_YOUR INSTRUCTIONS:_ Restate the following entries exactly. Keep the pictures out.

_RECORDS PROVIDED:_
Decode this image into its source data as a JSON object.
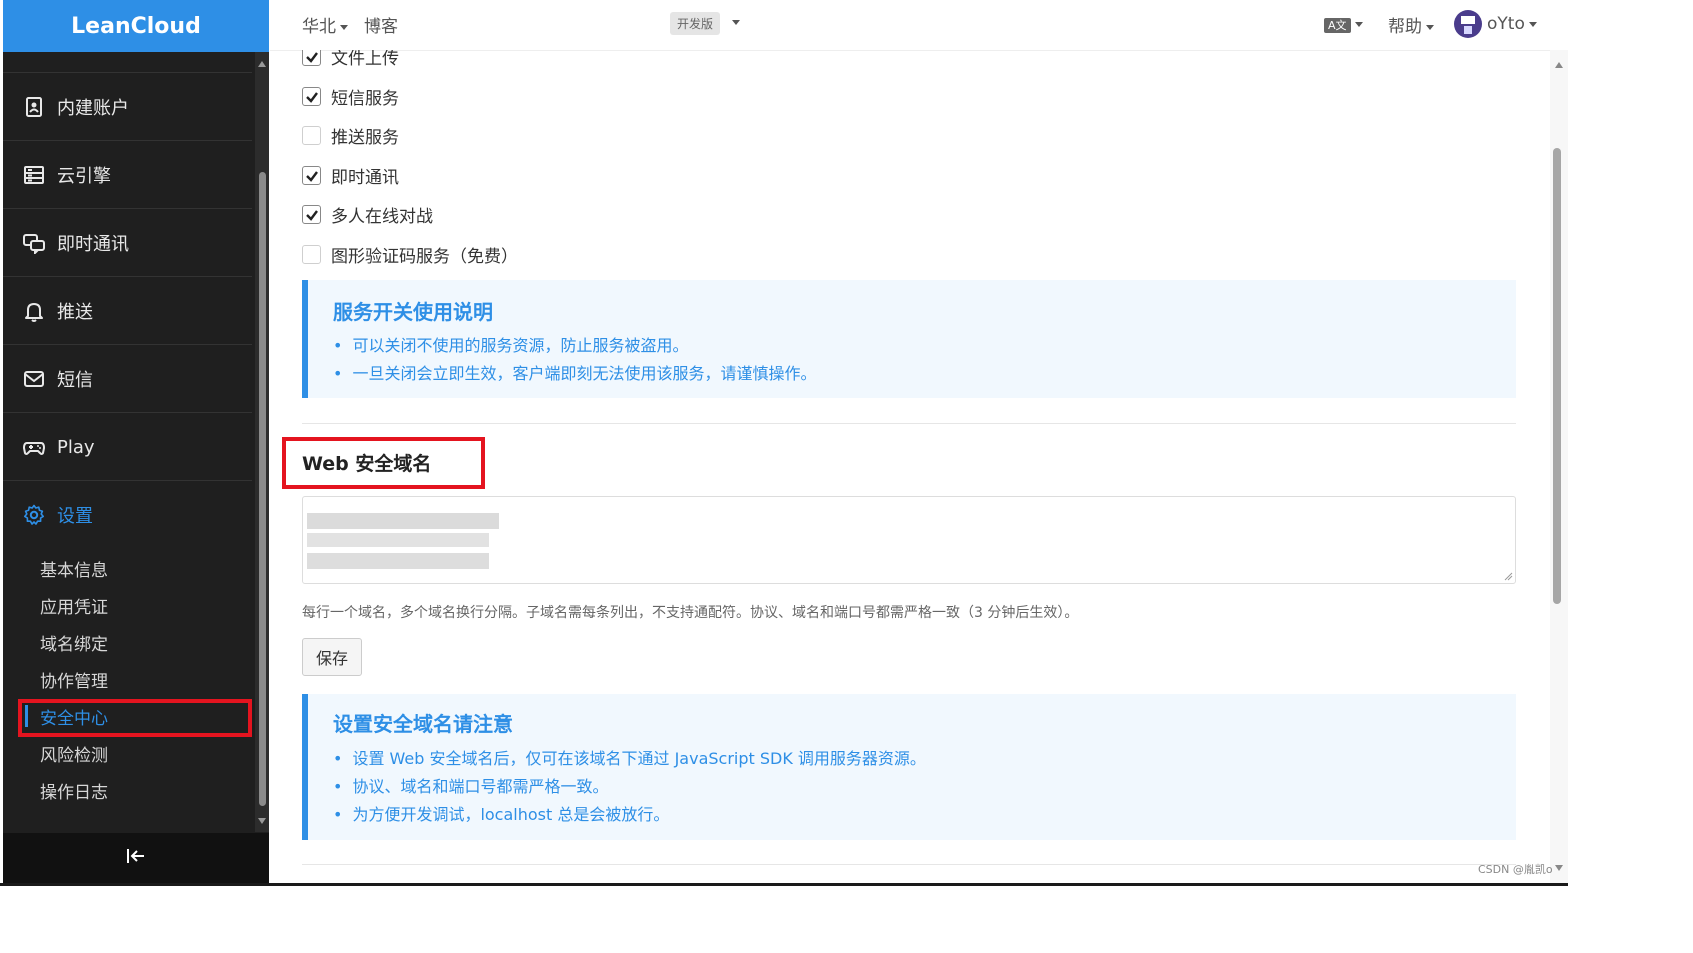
{
  "brand": "LeanCloud",
  "topbar": {
    "region": "华北",
    "app_name": "博客",
    "plan_badge": "开发版",
    "language_icon": "A文",
    "help": "帮助",
    "user": "oYto"
  },
  "sidebar": {
    "items": [
      {
        "label": "内建账户",
        "icon": "id-card-icon"
      },
      {
        "label": "云引擎",
        "icon": "server-icon"
      },
      {
        "label": "即时通讯",
        "icon": "chat-icon"
      },
      {
        "label": "推送",
        "icon": "bell-icon"
      },
      {
        "label": "短信",
        "icon": "mail-icon"
      },
      {
        "label": "Play",
        "icon": "gamepad-icon"
      },
      {
        "label": "设置",
        "icon": "gear-icon"
      }
    ],
    "sub_items": [
      "基本信息",
      "应用凭证",
      "域名绑定",
      "协作管理",
      "安全中心",
      "风险检测",
      "操作日志"
    ],
    "active_sub": "安全中心"
  },
  "services": [
    {
      "label": "文件上传",
      "checked": true
    },
    {
      "label": "短信服务",
      "checked": true
    },
    {
      "label": "推送服务",
      "checked": false
    },
    {
      "label": "即时通讯",
      "checked": true
    },
    {
      "label": "多人在线对战",
      "checked": true
    },
    {
      "label": "图形验证码服务（免费）",
      "checked": false
    }
  ],
  "service_note": {
    "title": "服务开关使用说明",
    "lines": [
      "可以关闭不使用的服务资源，防止服务被盗用。",
      "一旦关闭会立即生效，客户端即刻无法使用该服务，请谨慎操作。"
    ]
  },
  "web_domain": {
    "title": "Web 安全域名",
    "help": "每行一个域名，多个域名换行分隔。子域名需每条列出，不支持通配符。协议、域名和端口号都需严格一致（3 分钟后生效）。",
    "save": "保存"
  },
  "domain_note": {
    "title": "设置安全域名请注意",
    "lines": [
      "设置 Web 安全域名后，仅可在该域名下通过 JavaScript SDK 调用服务器资源。",
      "协议、域名和端口号都需严格一致。",
      "为方便开发调试，localhost 总是会被放行。"
    ]
  },
  "watermark": "CSDN @胤凯o",
  "colors": {
    "accent": "#2e8fe6",
    "sidebar": "#1f1f1f",
    "highlight_box": "#e4141f"
  }
}
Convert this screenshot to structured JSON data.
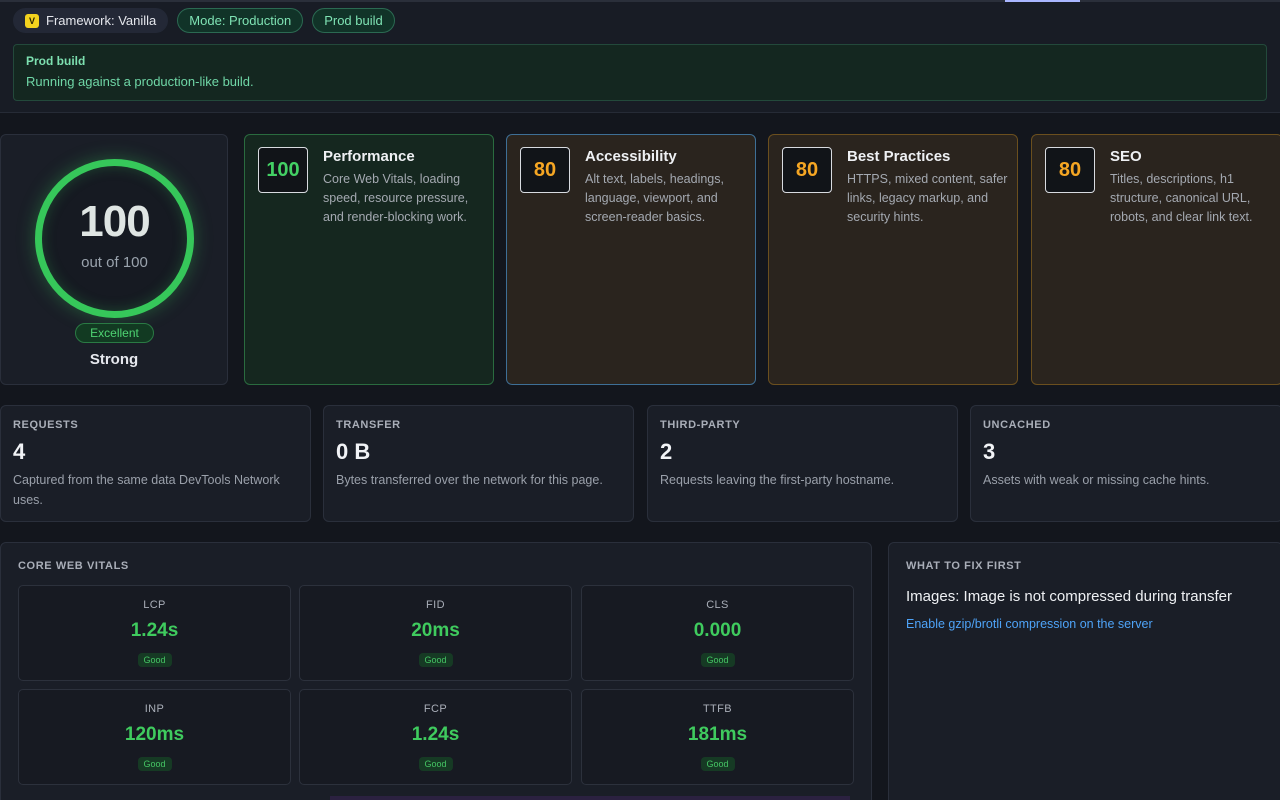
{
  "chips": {
    "framework_badge": "V",
    "framework": "Framework: Vanilla",
    "mode": "Mode: Production",
    "build": "Prod build"
  },
  "banner": {
    "title": "Prod build",
    "text": "Running against a production-like build."
  },
  "overall": {
    "score": "100",
    "out_of": "out of 100",
    "badge": "Excellent",
    "verdict": "Strong",
    "color": "#36c75a"
  },
  "categories": [
    {
      "score": "100",
      "title": "Performance",
      "desc": "Core Web Vitals, loading speed, resource pressure, and render-blocking work.",
      "status": "good"
    },
    {
      "score": "80",
      "title": "Accessibility",
      "desc": "Alt text, labels, headings, language, viewport, and screen-reader basics.",
      "status": "warn"
    },
    {
      "score": "80",
      "title": "Best Practices",
      "desc": "HTTPS, mixed content, safer links, legacy markup, and security hints.",
      "status": "warn"
    },
    {
      "score": "80",
      "title": "SEO",
      "desc": "Titles, descriptions, h1 structure, canonical URL, robots, and clear link text.",
      "status": "warn"
    }
  ],
  "stats": [
    {
      "label": "REQUESTS",
      "value": "4",
      "desc": "Captured from the same data DevTools Network uses."
    },
    {
      "label": "TRANSFER",
      "value": "0 B",
      "desc": "Bytes transferred over the network for this page."
    },
    {
      "label": "THIRD-PARTY",
      "value": "2",
      "desc": "Requests leaving the first-party hostname."
    },
    {
      "label": "UNCACHED",
      "value": "3",
      "desc": "Assets with weak or missing cache hints."
    }
  ],
  "vitals": {
    "title": "CORE WEB VITALS",
    "items": [
      {
        "label": "LCP",
        "value": "1.24s",
        "badge": "Good"
      },
      {
        "label": "FID",
        "value": "20ms",
        "badge": "Good"
      },
      {
        "label": "CLS",
        "value": "0.000",
        "badge": "Good"
      },
      {
        "label": "INP",
        "value": "120ms",
        "badge": "Good"
      },
      {
        "label": "FCP",
        "value": "1.24s",
        "badge": "Good"
      },
      {
        "label": "TTFB",
        "value": "181ms",
        "badge": "Good"
      }
    ]
  },
  "fix_first": {
    "title": "WHAT TO FIX FIRST",
    "issue": "Images: Image is not compressed during transfer",
    "action": "Enable gzip/brotli compression on the server"
  },
  "colors": {
    "good": "#43d064",
    "warn": "#f5a623",
    "link": "#4ea3f7"
  }
}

_ANSWER AREA:_
Decode this image into its source data as a JSON object.
{
  "brand": "LeanCloud",
  "topbar": {
    "region": "华北",
    "app_name": "博客",
    "plan_badge": "开发版",
    "language_icon": "A文",
    "help": "帮助",
    "user": "oYto"
  },
  "sidebar": {
    "items": [
      {
        "label": "内建账户",
        "icon": "id-card-icon"
      },
      {
        "label": "云引擎",
        "icon": "server-icon"
      },
      {
        "label": "即时通讯",
        "icon": "chat-icon"
      },
      {
        "label": "推送",
        "icon": "bell-icon"
      },
      {
        "label": "短信",
        "icon": "mail-icon"
      },
      {
        "label": "Play",
        "icon": "gamepad-icon"
      },
      {
        "label": "设置",
        "icon": "gear-icon"
      }
    ],
    "sub_items": [
      "基本信息",
      "应用凭证",
      "域名绑定",
      "协作管理",
      "安全中心",
      "风险检测",
      "操作日志"
    ],
    "active_sub": "安全中心"
  },
  "services": [
    {
      "label": "文件上传",
      "checked": true
    },
    {
      "label": "短信服务",
      "checked": true
    },
    {
      "label": "推送服务",
      "checked": false
    },
    {
      "label": "即时通讯",
      "checked": true
    },
    {
      "label": "多人在线对战",
      "checked": true
    },
    {
      "label": "图形验证码服务（免费）",
      "checked": false
    }
  ],
  "service_note": {
    "title": "服务开关使用说明",
    "lines": [
      "可以关闭不使用的服务资源，防止服务被盗用。",
      "一旦关闭会立即生效，客户端即刻无法使用该服务，请谨慎操作。"
    ]
  },
  "web_domain": {
    "title": "Web 安全域名",
    "help": "每行一个域名，多个域名换行分隔。子域名需每条列出，不支持通配符。协议、域名和端口号都需严格一致（3 分钟后生效）。",
    "save": "保存"
  },
  "domain_note": {
    "title": "设置安全域名请注意",
    "lines": [
      "设置 Web 安全域名后，仅可在该域名下通过 JavaScript SDK 调用服务器资源。",
      "协议、域名和端口号都需严格一致。",
      "为方便开发调试，localhost 总是会被放行。"
    ]
  },
  "watermark": "CSDN @胤凯o",
  "colors": {
    "accent": "#2e8fe6",
    "sidebar": "#1f1f1f",
    "highlight_box": "#e4141f"
  }
}
Convert this screenshot to structured JSON data.
{
  "chips": {
    "framework_badge": "V",
    "framework": "Framework: Vanilla",
    "mode": "Mode: Production",
    "build": "Prod build"
  },
  "banner": {
    "title": "Prod build",
    "text": "Running against a production-like build."
  },
  "overall": {
    "score": "100",
    "out_of": "out of 100",
    "badge": "Excellent",
    "verdict": "Strong",
    "color": "#36c75a"
  },
  "categories": [
    {
      "score": "100",
      "title": "Performance",
      "desc": "Core Web Vitals, loading speed, resource pressure, and render-blocking work.",
      "status": "good"
    },
    {
      "score": "80",
      "title": "Accessibility",
      "desc": "Alt text, labels, headings, language, viewport, and screen-reader basics.",
      "status": "warn"
    },
    {
      "score": "80",
      "title": "Best Practices",
      "desc": "HTTPS, mixed content, safer links, legacy markup, and security hints.",
      "status": "warn"
    },
    {
      "score": "80",
      "title": "SEO",
      "desc": "Titles, descriptions, h1 structure, canonical URL, robots, and clear link text.",
      "status": "warn"
    }
  ],
  "stats": [
    {
      "label": "REQUESTS",
      "value": "4",
      "desc": "Captured from the same data DevTools Network uses."
    },
    {
      "label": "TRANSFER",
      "value": "0 B",
      "desc": "Bytes transferred over the network for this page."
    },
    {
      "label": "THIRD-PARTY",
      "value": "2",
      "desc": "Requests leaving the first-party hostname."
    },
    {
      "label": "UNCACHED",
      "value": "3",
      "desc": "Assets with weak or missing cache hints."
    }
  ],
  "vitals": {
    "title": "CORE WEB VITALS",
    "items": [
      {
        "label": "LCP",
        "value": "1.24s",
        "badge": "Good"
      },
      {
        "label": "FID",
        "value": "20ms",
        "badge": "Good"
      },
      {
        "label": "CLS",
        "value": "0.000",
        "badge": "Good"
      },
      {
        "label": "INP",
        "value": "120ms",
        "badge": "Good"
      },
      {
        "label": "FCP",
        "value": "1.24s",
        "badge": "Good"
      },
      {
        "label": "TTFB",
        "value": "181ms",
        "badge": "Good"
      }
    ]
  },
  "fix_first": {
    "title": "WHAT TO FIX FIRST",
    "issue": "Images: Image is not compressed during transfer",
    "action": "Enable gzip/brotli compression on the server"
  },
  "colors": {
    "good": "#43d064",
    "warn": "#f5a623",
    "link": "#4ea3f7"
  }
}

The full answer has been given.